STUDY MATERIAL »
--- START ---

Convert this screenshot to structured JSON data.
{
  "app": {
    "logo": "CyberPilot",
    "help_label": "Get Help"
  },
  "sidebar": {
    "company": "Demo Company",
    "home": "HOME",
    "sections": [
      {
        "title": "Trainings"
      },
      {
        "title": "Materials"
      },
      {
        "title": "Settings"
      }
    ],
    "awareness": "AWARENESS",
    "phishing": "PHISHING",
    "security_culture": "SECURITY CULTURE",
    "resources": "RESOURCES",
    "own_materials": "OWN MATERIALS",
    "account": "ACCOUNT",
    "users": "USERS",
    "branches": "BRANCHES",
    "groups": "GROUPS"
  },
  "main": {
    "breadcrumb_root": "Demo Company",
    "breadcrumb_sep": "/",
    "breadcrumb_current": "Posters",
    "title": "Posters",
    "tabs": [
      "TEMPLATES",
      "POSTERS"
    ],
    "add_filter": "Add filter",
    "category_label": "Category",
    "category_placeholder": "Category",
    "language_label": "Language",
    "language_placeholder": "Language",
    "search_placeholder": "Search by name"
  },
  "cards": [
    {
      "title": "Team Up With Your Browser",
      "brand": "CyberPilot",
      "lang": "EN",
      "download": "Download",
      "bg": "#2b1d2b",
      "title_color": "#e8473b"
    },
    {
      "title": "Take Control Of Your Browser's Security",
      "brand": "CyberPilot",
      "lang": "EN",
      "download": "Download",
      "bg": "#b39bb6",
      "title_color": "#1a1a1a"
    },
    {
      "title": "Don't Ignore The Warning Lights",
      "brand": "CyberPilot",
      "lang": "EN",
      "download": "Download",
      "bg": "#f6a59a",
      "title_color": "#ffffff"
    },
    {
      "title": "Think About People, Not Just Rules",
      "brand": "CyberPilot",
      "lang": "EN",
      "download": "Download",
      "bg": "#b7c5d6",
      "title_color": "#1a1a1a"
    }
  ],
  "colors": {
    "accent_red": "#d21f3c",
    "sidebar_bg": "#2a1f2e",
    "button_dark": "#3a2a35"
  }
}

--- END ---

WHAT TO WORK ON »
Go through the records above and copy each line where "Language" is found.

PROBLEM SOLUTION »
    "language_label": "Language",
    "language_placeholder": "Language",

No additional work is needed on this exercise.